The cannabis plant is not very vulnerable at the end of the cultivation cycle. Nevertheless, the plant can become contaminated with pathogens (microorganisms) during storage after harvest. Decarboxylation draws the moisture out of the cannabis flowers. As a result, the risk of contamination is minimised.
Decarboxylation of THC and CBD
With the help of low temperatures and prolonged heating, it should be possible to convert about 95 percent of the cannabinoid acids into the active form. At the same time, the degradation of THC to cannabinol (CBN) should be limited to about ten percent.
By way of explanation: If heated for too long, the THC oxidises to the less effective cannabinoid CBN.
It is recommended to carry out the procedure for the extraction of cannabinoids as follows:
- Heat the plant material for 10 to 20 minutes at a temperature of 100 to 110 degrees Celsius so that the residual water can evaporate.
- Then heat again for about 60 to 120 minutes at a temperature of 100 to 110 degrees Celsius. In this way, the conversion of THCA into THC usually takes place without any problems. If CBD is of great importance, the heating should take one hour at a temperature of 120 degrees Celsius.
Many other active ingredients from cannabis, such as the terpenes, are preserved at these temperatures. Terpenes are responsible for the smell and taste of cannabis. They also have certain therapeutic benefits, or rather they support the effect of the cannabinoids, which then interact with the (body's) endocannabinoid system after use.
Process for the production of CBD oil
In order to produce a high-quality full-spectrum CBD oil, the following factors play a particularly important role:
- Organic hemp as the starting material
- preferably hand-harvested
- optimal storage of the harvested hemp material
- decarboxylation with the right temperatures/duration
- environmentally friendly and gentle CO2 extraction
- increasing the viscosity of the CBD extract with organic hemp oil
On the subject of CO2 extraction: there are various methods for extracting CBD. The CO2 extraction process has proved particularly successful, as it not only extracts the cannabinoids, but also all other active ingredients from cannabis (e.g. terpenes, flavonoids, etc.), resulting in a high-quality full-spectrum product.
Despite decarboxylation, a small part of the precursor of CBD remains. Research suggests that the simultaneous use of CBDA with CBD can even increase the bioavailability of CBD. Nevertheless, the CBD content in CBD oil should always be higher than the CBDA content. In addition, attention should also be paid to the THC content. This should not exceed the permissible value.
How long does decarboxylation take?

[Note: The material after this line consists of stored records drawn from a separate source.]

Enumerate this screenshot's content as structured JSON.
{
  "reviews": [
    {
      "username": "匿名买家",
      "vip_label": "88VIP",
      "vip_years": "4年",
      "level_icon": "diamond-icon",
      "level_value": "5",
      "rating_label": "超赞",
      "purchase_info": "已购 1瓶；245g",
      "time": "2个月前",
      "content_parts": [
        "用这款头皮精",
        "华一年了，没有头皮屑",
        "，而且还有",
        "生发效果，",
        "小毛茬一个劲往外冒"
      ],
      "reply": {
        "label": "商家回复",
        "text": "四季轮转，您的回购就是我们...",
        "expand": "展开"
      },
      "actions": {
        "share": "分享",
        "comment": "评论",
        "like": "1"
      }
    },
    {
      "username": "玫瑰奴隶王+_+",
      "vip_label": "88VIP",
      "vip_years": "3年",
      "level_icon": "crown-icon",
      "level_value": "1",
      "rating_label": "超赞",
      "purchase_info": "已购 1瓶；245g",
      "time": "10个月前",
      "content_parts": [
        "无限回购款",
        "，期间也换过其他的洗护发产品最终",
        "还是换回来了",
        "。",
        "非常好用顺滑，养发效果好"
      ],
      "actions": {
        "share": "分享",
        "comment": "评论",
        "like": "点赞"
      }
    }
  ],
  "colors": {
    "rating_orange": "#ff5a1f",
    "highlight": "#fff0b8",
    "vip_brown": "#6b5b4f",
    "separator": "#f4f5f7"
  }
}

With the help of decarboxylation, the THCA, CBDA and other cannabinoid acids in the cannabis flowers can be converted into the active form THC and CBD. It is recommended to first heat the flowers at a temperature between 100 and 110 degrees Celsius for 10 to 20 minutes. Thanks to this process, the residual water can evaporate. Afterwards, the cannabis flowers should be heated again at the same temperature for 60 to 120 minutes.
What is oxidative decarboxylation?
Oxidative decarboxylation is a chemical reaction. Heat is used to convert the acids THCA and CBDA into the active form THC and CBD by splitting off a carbon dioxide molecule from the acid. In this process, choosing the right temperature and heating time is important. It is important to note that the cannabinoids will oxidise if the temperature is too high.
What are the benefits of decarboxylation?
Decarboxylation (heating) converts a cannabinoid acid (e.g. THCA or CBDA) into an active cannabinoid (e.g. THC or CBD). This process takes place automatically when smoking or vaporising cannabis. However, in order to add active cannabinoids to products (e.g. CBD oil), decarboxylation is essential.